By  | 

By now, everyone who spends ample time online has seen the ‘Most demanding 1st birthday invite ever’ that went around last week after being posted on Reddit. I know I have; it was sent my way dozens of times in tweets like these:

Intro 1

Intro 2 (3)

People have come to think of STFU, Parents as a repository for the online antics of over-the-top parents, so it makes sense that they thought of the site. And for the most part, the reactions I read to the birthday email were along the lines of “eye-roll explosion x infinity” regardless of whether someone has kids or not. Across the board, thousands of people agreed that the “Most demanding 1st birthday invite ever” was just that. My takeaway was similar to my response to those “newborn visitation rules” people post on social media and send to everyone they know. Parentsplaining in its well-intentioned forms is already a major bummer, but it’s especially off-putting when it surrounds something like a child’s birthday wish list (or the ‘wish list’ the child’s parents have conveniently slapped together for friends and family and possibly their entire social media networks to utilize).
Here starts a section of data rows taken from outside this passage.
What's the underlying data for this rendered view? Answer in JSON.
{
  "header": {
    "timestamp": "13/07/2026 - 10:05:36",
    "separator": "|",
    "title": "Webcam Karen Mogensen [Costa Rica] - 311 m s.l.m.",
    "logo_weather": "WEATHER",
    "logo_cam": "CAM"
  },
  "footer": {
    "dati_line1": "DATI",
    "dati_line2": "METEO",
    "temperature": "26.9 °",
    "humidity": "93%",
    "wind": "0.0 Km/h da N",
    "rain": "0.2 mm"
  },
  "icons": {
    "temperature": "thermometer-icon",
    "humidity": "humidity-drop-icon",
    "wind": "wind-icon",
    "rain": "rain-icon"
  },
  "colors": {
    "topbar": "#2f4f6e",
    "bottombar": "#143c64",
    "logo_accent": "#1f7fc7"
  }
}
But not everyone in my newsfeed appreciated the way everyone pointed and laughed at the viral birthday invite. I saw one status update that specifically condemned people for picking on parents, particularly “since most parents are just doing the best they can” (side note: I can’t count how many times I’ve heard someone say this, and honestly, I don’t think it needs to be said anymore. Just a thought.). My acquaintance’s beef was also with the way the media picks on parents and rips them apart (essentially legitimizing internet “shaming”), and from a certain perspective, that accusation is true. Nothing gets people talking faster than a story about two moms arguing at a grocery store, or an email written by a mother with a birthday party piñata stick up her ass. Any version of “excessive parenting” is considered low-hanging fruit, and the media chomps on it all day long.

Pages: 1 2 3 4 5 6 7